■ PROBLEM TO WORK ON: Go through the data below and return each line containing the word "Select".

■ RECORDS TO PROCESS:
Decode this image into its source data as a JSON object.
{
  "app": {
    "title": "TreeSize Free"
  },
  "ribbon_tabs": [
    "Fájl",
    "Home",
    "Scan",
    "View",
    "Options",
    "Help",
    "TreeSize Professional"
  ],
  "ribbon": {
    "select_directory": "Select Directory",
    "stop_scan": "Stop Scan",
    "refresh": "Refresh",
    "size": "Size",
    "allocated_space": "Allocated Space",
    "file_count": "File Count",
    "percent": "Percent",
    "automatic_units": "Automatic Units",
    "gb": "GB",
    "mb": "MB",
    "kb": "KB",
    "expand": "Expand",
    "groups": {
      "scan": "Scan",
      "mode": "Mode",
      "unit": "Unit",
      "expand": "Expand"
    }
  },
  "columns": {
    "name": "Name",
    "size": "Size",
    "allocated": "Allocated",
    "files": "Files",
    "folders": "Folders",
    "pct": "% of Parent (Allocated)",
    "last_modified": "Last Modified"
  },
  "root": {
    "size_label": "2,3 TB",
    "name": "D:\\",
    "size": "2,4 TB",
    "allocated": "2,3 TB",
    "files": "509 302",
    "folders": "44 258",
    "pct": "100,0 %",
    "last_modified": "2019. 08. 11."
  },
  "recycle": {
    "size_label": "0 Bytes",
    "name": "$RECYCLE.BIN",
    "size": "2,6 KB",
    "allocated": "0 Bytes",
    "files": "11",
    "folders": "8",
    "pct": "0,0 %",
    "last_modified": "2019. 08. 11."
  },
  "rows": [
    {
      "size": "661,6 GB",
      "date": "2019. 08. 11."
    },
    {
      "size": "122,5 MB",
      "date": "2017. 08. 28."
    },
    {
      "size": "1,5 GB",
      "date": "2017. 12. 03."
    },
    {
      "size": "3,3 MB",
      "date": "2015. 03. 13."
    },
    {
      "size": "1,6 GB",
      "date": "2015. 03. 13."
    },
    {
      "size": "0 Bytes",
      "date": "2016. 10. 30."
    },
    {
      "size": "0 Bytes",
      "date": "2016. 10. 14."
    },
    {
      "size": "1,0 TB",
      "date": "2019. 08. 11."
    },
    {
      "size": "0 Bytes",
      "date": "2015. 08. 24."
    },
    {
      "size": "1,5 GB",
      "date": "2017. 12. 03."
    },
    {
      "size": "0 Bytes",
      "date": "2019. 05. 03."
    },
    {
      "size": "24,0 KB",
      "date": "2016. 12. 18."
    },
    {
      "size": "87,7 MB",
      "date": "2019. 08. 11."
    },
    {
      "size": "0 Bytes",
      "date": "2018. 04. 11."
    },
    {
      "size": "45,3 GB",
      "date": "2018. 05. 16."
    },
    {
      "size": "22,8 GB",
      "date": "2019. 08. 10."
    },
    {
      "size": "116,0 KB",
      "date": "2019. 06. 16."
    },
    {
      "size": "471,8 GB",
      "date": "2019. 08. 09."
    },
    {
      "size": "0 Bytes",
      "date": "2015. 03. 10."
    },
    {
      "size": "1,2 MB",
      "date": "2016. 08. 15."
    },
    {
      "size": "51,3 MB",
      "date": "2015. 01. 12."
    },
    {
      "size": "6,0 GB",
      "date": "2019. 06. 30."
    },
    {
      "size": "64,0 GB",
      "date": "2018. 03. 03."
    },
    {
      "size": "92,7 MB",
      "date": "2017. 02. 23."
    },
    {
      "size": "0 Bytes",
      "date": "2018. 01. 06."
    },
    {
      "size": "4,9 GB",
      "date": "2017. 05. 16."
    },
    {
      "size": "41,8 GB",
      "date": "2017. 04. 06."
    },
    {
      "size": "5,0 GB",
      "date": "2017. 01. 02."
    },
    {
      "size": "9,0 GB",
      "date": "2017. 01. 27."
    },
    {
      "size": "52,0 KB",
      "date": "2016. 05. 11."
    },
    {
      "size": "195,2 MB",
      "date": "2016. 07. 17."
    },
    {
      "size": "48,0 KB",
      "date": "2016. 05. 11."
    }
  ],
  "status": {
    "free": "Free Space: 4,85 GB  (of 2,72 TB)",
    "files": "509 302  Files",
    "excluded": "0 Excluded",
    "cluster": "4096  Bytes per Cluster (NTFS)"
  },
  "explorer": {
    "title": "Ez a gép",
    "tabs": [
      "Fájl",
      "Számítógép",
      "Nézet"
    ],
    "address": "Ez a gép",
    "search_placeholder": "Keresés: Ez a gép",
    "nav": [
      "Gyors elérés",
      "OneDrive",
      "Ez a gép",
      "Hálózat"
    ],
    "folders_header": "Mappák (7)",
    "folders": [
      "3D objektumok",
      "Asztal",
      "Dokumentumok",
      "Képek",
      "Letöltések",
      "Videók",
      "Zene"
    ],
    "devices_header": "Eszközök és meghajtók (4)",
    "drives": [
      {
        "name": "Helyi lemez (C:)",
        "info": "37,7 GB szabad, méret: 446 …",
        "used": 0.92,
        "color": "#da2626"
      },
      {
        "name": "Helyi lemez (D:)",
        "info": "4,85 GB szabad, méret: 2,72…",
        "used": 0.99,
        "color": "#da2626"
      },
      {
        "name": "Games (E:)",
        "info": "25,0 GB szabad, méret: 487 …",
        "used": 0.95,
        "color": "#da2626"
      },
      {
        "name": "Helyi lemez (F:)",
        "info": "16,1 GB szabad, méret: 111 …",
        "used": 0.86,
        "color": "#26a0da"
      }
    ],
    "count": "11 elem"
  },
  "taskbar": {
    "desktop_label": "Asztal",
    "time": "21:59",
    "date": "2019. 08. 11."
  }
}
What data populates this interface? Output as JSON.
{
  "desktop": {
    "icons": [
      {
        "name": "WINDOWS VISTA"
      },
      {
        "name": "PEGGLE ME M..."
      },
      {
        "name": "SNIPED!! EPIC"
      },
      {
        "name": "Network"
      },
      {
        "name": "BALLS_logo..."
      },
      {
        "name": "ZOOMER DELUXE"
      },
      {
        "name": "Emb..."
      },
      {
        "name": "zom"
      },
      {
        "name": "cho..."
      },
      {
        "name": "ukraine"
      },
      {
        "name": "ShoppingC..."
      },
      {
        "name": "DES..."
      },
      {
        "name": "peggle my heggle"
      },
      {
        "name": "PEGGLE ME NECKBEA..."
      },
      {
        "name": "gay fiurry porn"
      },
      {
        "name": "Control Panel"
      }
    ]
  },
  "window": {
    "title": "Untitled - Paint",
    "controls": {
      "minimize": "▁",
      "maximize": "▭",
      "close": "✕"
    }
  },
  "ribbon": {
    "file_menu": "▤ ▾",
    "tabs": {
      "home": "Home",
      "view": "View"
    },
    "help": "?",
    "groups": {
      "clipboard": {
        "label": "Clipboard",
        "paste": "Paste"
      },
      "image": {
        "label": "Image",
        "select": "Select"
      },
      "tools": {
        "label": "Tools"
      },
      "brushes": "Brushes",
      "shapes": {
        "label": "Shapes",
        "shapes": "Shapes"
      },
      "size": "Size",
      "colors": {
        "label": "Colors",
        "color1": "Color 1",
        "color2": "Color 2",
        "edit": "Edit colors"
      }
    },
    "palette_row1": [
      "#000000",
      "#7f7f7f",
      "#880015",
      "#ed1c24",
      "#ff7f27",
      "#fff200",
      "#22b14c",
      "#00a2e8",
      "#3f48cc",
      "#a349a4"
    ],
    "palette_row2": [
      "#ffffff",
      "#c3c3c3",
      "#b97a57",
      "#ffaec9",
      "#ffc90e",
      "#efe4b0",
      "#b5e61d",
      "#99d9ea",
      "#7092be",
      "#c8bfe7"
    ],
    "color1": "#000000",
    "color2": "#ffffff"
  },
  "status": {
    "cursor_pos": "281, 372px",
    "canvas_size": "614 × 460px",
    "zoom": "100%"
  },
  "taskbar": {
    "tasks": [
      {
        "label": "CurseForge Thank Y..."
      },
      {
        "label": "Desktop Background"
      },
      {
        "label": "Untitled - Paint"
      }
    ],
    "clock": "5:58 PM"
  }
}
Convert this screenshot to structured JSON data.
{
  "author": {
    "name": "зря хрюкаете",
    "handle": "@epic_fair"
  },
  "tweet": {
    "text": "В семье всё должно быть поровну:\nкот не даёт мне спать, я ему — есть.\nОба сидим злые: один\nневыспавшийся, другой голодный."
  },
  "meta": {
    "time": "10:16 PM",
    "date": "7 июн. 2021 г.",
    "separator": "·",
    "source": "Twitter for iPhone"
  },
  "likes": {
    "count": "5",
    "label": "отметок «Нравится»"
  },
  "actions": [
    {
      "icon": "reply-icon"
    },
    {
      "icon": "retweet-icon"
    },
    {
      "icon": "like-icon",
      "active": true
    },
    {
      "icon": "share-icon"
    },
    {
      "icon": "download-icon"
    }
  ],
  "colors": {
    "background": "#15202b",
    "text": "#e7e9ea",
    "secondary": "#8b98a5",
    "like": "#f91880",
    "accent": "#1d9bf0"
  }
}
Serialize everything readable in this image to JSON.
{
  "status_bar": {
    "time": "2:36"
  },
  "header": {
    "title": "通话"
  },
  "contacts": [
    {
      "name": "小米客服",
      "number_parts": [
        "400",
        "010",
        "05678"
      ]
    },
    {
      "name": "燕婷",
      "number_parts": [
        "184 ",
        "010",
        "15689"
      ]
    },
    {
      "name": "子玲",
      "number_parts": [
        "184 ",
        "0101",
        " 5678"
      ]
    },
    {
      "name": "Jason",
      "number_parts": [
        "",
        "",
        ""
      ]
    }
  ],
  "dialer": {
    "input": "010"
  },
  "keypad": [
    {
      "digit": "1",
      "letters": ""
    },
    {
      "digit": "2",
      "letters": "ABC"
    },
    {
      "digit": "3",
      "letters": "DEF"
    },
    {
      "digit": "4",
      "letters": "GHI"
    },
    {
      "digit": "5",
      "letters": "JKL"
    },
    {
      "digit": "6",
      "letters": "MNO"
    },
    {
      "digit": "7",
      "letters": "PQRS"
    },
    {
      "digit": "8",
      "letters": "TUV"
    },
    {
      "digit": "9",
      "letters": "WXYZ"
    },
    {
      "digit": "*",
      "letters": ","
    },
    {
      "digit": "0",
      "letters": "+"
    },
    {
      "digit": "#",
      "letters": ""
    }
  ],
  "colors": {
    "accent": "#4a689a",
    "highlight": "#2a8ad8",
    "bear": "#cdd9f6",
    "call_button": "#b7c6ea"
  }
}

■ WRITTEN ANSWER:
    "select_directory": "Select Directory",
        "select": "Select"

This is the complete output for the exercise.